Exercise input:
#####

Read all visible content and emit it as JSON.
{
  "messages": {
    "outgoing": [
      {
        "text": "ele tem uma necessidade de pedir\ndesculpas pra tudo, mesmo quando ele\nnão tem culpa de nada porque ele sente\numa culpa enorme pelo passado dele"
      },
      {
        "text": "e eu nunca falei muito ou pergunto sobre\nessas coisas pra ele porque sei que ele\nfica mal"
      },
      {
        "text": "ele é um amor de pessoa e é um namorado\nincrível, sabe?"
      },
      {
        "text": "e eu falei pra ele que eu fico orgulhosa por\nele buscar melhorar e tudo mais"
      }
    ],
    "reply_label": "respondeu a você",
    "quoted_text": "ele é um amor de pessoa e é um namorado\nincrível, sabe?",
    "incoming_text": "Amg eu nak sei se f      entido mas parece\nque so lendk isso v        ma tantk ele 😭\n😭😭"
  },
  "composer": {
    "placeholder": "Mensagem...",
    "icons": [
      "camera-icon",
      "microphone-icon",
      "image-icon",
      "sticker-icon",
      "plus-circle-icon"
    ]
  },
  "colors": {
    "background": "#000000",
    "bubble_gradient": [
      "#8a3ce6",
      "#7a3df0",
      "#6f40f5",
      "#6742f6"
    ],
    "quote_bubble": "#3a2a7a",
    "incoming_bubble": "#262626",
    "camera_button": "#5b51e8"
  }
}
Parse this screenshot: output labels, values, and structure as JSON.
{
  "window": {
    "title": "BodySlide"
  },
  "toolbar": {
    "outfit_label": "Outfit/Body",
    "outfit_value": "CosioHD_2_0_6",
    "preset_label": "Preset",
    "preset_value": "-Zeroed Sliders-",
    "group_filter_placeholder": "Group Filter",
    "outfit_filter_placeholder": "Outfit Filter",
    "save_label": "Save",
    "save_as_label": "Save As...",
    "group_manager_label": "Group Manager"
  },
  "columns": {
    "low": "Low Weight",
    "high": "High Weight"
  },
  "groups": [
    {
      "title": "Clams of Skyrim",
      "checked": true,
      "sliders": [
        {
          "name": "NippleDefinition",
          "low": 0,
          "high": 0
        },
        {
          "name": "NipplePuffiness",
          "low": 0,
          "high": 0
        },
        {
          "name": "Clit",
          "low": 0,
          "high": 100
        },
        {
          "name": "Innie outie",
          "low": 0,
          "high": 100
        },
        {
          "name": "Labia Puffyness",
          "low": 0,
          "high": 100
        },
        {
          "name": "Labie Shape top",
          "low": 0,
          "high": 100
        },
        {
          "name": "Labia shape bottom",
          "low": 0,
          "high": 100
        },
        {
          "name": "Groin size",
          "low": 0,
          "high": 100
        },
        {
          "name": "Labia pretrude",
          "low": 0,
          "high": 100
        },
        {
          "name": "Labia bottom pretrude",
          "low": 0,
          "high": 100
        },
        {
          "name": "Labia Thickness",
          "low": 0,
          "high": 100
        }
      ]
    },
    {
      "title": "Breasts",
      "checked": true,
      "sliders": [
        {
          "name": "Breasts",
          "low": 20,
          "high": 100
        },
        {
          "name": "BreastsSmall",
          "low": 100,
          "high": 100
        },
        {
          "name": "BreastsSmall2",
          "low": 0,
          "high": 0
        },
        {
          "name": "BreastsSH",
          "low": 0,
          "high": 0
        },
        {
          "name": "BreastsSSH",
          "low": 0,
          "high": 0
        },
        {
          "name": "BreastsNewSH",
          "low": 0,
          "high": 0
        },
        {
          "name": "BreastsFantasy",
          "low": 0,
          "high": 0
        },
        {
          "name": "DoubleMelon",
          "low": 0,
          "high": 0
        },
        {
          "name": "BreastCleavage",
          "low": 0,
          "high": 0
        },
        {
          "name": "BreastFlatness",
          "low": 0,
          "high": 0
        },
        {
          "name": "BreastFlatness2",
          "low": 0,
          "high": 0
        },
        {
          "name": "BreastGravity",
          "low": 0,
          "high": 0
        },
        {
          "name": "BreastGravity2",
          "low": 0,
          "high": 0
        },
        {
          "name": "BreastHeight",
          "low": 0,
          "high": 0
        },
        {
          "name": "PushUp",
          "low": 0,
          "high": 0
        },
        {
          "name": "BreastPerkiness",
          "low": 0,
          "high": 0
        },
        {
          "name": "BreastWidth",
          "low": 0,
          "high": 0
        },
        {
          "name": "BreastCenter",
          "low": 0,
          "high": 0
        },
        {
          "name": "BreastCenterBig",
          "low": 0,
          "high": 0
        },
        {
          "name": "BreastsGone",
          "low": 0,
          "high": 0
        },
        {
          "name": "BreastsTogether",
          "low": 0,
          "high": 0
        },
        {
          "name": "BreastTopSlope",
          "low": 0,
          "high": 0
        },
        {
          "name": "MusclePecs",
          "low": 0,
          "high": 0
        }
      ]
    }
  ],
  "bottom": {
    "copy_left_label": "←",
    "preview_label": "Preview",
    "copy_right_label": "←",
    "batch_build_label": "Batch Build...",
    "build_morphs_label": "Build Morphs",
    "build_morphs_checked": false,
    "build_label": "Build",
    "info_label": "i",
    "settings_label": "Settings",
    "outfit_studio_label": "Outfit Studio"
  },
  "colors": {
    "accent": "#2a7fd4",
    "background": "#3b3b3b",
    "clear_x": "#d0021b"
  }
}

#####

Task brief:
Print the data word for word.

Problem solution:
Read all visible content and emit it as JSON.
{
  "messages": {
    "outgoing": [
      {
        "text": "ele tem uma necessidade de pedir\ndesculpas pra tudo, mesmo quando ele\nnão tem culpa de nada porque ele sente\numa culpa enorme pelo passado dele"
      },
      {
        "text": "e eu nunca falei muito ou pergunto sobre\nessas coisas pra ele porque sei que ele\nfica mal"
      },
      {
        "text": "ele é um amor de pessoa e é um namorado\nincrível, sabe?"
      },
      {
        "text": "e eu falei pra ele que eu fico orgulhosa por\nele buscar melhorar e tudo mais"
      }
    ],
    "reply_label": "respondeu a você",
    "quoted_text": "ele é um amor de pessoa e é um namorado\nincrível, sabe?",
    "incoming_text": "Amg eu nak sei se f      entido mas parece\nque so lendk isso v        ma tantk ele 😭\n😭😭"
  },
  "composer": {
    "placeholder": "Mensagem...",
    "icons": [
      "camera-icon",
      "microphone-icon",
      "image-icon",
      "sticker-icon",
      "plus-circle-icon"
    ]
  },
  "colors": {
    "background": "#000000",
    "bubble_gradient": [
      "#8a3ce6",
      "#7a3df0",
      "#6f40f5",
      "#6742f6"
    ],
    "quote_bubble": "#3a2a7a",
    "incoming_bubble": "#262626",
    "camera_button": "#5b51e8"
  }
}
Parse this screenshot: output labels, values, and structure as JSON.
{
  "window": {
    "title": "BodySlide"
  },
  "toolbar": {
    "outfit_label": "Outfit/Body",
    "outfit_value": "CosioHD_2_0_6",
    "preset_label": "Preset",
    "preset_value": "-Zeroed Sliders-",
    "group_filter_placeholder": "Group Filter",
    "outfit_filter_placeholder": "Outfit Filter",
    "save_label": "Save",
    "save_as_label": "Save As...",
    "group_manager_label": "Group Manager"
  },
  "columns": {
    "low": "Low Weight",
    "high": "High Weight"
  },
  "groups": [
    {
      "title": "Clams of Skyrim",
      "checked": true,
      "sliders": [
        {
          "name": "NippleDefinition",
          "low": 0,
          "high": 0
        },
        {
          "name": "NipplePuffiness",
          "low": 0,
          "high": 0
        },
        {
          "name": "Clit",
          "low": 0,
          "high": 100
        },
        {
          "name": "Innie outie",
          "low": 0,
          "high": 100
        },
        {
          "name": "Labia Puffyness",
          "low": 0,
          "high": 100
        },
        {
          "name": "Labie Shape top",
          "low": 0,
          "high": 100
        },
        {
          "name": "Labia shape bottom",
          "low": 0,
          "high": 100
        },
        {
          "name": "Groin size",
          "low": 0,
          "high": 100
        },
        {
          "name": "Labia pretrude",
          "low": 0,
          "high": 100
        },
        {
          "name": "Labia bottom pretrude",
          "low": 0,
          "high": 100
        },
        {
          "name": "Labia Thickness",
          "low": 0,
          "high": 100
        }
      ]
    },
    {
      "title": "Breasts",
      "checked": true,
      "sliders": [
        {
          "name": "Breasts",
          "low": 20,
          "high": 100
        },
        {
          "name": "BreastsSmall",
          "low": 100,
          "high": 100
        },
        {
          "name": "BreastsSmall2",
          "low": 0,
          "high": 0
        },
        {
          "name": "BreastsSH",
          "low": 0,
          "high": 0
        },
        {
          "name": "BreastsSSH",
          "low": 0,
          "high": 0
        },
        {
          "name": "BreastsNewSH",
          "low": 0,
          "high": 0
        },
        {
          "name": "BreastsFantasy",
          "low": 0,
          "high": 0
        },
        {
          "name": "DoubleMelon",
          "low": 0,
          "high": 0
        },
        {
          "name": "BreastCleavage",
          "low": 0,
          "high": 0
        },
        {
          "name": "BreastFlatness",
          "low": 0,
          "high": 0
        },
        {
          "name": "BreastFlatness2",
          "low": 0,
          "high": 0
        },
        {
          "name": "BreastGravity",
          "low": 0,
          "high": 0
        },
        {
          "name": "BreastGravity2",
          "low": 0,
          "high": 0
        },
        {
          "name": "BreastHeight",
          "low": 0,
          "high": 0
        },
        {
          "name": "PushUp",
          "low": 0,
          "high": 0
        },
        {
          "name": "BreastPerkiness",
          "low": 0,
          "high": 0
        },
        {
          "name": "BreastWidth",
          "low": 0,
          "high": 0
        },
        {
          "name": "BreastCenter",
          "low": 0,
          "high": 0
        },
        {
          "name": "BreastCenterBig",
          "low": 0,
          "high": 0
        },
        {
          "name": "BreastsGone",
          "low": 0,
          "high": 0
        },
        {
          "name": "BreastsTogether",
          "low": 0,
          "high": 0
        },
        {
          "name": "BreastTopSlope",
          "low": 0,
          "high": 0
        },
        {
          "name": "MusclePecs",
          "low": 0,
          "high": 0
        }
      ]
    }
  ],
  "bottom": {
    "copy_left_label": "←",
    "preview_label": "Preview",
    "copy_right_label": "←",
    "batch_build_label": "Batch Build...",
    "build_morphs_label": "Build Morphs",
    "build_morphs_checked": false,
    "build_label": "Build",
    "info_label": "i",
    "settings_label": "Settings",
    "outfit_studio_label": "Outfit Studio"
  },
  "colors": {
    "accent": "#2a7fd4",
    "background": "#3b3b3b",
    "clear_x": "#d0021b"
  }
}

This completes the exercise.